By Sue Botos
It was too windy to raise the British Red Ensign flag on the flag pole at Bradstreet’s Landing in Rocky River on Saturday, so two city workers unfurled the banner while historical re-enactor Ken Tischler, attired in the uniform of the British 64th Regiment of Foot, fired a salute from a musket.
With the wind, rain and waves pounding the Lake Erie shore, it was not difficult to picture the scene from 250 years ago.
On Oct. 18, 1764, 1,650 British soldiers, American provincials and Native Americans under the command of Col. John Bradstreet were returning from a mission to Fort Detroit to deal with warring tribes during the American Indian Wars.
On their way back to Fort Niagara, Bradstreet’s party found the usually safe shelter of the Rocky River to be treacherous, in the dark, for their 59 bateaux, large flat-bottomed boats powered by rowers, and several birch bark canoes. They sought shelter on the beach, a break in the stoney cliffs now known as Bradstreet’s Landing.

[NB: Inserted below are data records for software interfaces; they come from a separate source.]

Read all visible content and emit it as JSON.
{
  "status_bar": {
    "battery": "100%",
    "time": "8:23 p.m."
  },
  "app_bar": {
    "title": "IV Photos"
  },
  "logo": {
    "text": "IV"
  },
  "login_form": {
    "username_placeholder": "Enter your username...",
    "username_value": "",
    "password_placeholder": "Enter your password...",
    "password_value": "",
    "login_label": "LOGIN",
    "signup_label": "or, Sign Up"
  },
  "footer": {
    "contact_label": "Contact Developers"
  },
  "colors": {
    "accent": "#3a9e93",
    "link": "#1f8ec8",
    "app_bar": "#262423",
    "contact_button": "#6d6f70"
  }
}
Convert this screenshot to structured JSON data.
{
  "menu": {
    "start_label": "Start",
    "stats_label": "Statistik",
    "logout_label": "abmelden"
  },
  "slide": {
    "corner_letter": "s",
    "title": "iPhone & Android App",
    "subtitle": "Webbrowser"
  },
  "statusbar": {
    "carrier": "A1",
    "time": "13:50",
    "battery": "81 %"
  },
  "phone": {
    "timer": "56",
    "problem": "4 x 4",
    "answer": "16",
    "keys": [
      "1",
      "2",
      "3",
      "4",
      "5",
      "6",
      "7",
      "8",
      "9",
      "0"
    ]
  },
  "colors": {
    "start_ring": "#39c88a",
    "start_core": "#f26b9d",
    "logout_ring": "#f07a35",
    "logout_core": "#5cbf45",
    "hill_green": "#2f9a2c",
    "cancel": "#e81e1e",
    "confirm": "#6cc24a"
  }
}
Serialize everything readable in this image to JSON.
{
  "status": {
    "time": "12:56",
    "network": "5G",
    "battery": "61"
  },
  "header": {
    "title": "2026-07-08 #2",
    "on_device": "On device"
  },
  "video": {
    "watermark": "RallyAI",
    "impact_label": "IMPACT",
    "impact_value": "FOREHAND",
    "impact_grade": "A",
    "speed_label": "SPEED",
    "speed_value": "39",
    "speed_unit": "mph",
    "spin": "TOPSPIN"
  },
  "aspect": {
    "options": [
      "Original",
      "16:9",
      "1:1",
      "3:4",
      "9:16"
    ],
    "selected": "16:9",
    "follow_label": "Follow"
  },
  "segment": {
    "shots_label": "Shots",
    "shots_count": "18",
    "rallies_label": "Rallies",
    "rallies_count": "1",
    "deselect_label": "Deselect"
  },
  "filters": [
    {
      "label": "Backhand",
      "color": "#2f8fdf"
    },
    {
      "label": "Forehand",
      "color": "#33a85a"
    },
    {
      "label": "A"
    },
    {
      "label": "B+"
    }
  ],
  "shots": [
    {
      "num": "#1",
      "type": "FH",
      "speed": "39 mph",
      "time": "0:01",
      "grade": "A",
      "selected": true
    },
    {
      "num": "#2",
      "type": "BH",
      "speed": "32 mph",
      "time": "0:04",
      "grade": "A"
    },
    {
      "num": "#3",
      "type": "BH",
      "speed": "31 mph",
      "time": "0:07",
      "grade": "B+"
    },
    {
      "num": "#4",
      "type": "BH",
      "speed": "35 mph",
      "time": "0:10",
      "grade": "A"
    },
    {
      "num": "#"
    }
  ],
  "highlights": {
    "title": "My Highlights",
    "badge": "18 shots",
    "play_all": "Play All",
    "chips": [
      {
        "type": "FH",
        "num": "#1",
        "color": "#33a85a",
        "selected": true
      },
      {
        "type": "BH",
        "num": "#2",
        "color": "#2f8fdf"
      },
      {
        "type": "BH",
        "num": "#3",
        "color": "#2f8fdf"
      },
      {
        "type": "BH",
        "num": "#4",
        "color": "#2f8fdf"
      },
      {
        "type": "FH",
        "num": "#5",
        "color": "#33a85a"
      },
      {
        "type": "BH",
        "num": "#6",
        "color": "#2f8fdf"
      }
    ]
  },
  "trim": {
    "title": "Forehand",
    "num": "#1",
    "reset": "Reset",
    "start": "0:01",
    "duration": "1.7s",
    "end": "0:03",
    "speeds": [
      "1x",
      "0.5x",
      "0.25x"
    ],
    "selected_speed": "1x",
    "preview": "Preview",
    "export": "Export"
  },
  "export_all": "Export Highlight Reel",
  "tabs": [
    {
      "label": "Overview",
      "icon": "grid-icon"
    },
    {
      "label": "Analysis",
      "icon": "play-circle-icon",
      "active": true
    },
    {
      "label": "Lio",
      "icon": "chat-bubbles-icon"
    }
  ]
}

But as anyone living on Lake Erie knows, conditions can change in the blink of an eye. Local historian Dan Marsalek told the crowd that a huge wave, or seiche, swamped the boats, destroying 27 and swallowing provisions needed for the trek to New York.
“Imagine what those men went through,” the Navy veteran told the hardy crowd. With the background of the crashing waves, it was not difficult. He added that there were no recorded casualties, and that many of the soldiers continued on foot to Fort Niagara.
Marsalek, a retired dentist, had his interest in the event sparked when he heard that possible artifacts had been found near his Rocky River home. He then became curious, and spent nearly the next 45 years researching.
It became a family affair, with Marsalek’s wife, Jan, and other family members pitching in, discovering several cannon balls on the beach. “These were actually in the water,” said Jan Marsalek, displaying some of their finds, which resembled brown baseballs, in the back of the family van, safe from the weather.
According to rumor, six lightweight cannons were buried near the site after the boats had been destroyed. Marsalek searched for them in the early 1970s, getting permission from the city, which discouraged treasure hunters from digging up the park. He was unsuccessful, speculating that soldiers may have returned to recover the valuable weapons. However, his research was successful in convincing City Council to change the name of the site from Lake Edge Park to Bradstreet’s Landing in 1984.
Now, City Council is preparing to bring the park, long a favorite sunset watching venue, into the future.
Safety-service Director Mary Kay Costello gave the group a look at the future, announcing that she has applied for a Natureworks grant from the Ohio Department of Natural Resources (ODNR) to spruce up parking, restrooms and recreational facilities. The city is asking for $330,000.
“In the 1980s, we put in the fishing pier and the ODNR provided funds for grills, benches and picnic tables. We really haven’t done much since,” Costello stated. She said it was time the enthusiasm felt by residents for the park was translated into work.
Other plans for the park include the removal of perimeter fencing, reconfiguring the parking lot, and adding more seating and a playground.
Costello said it was too early to nail down a timeline, but planning is expected to get underway in 2015, and construction in 2016.
“This land connects to the past and to nature. This is a special place, and we look forward to honoring its history,” Costello said.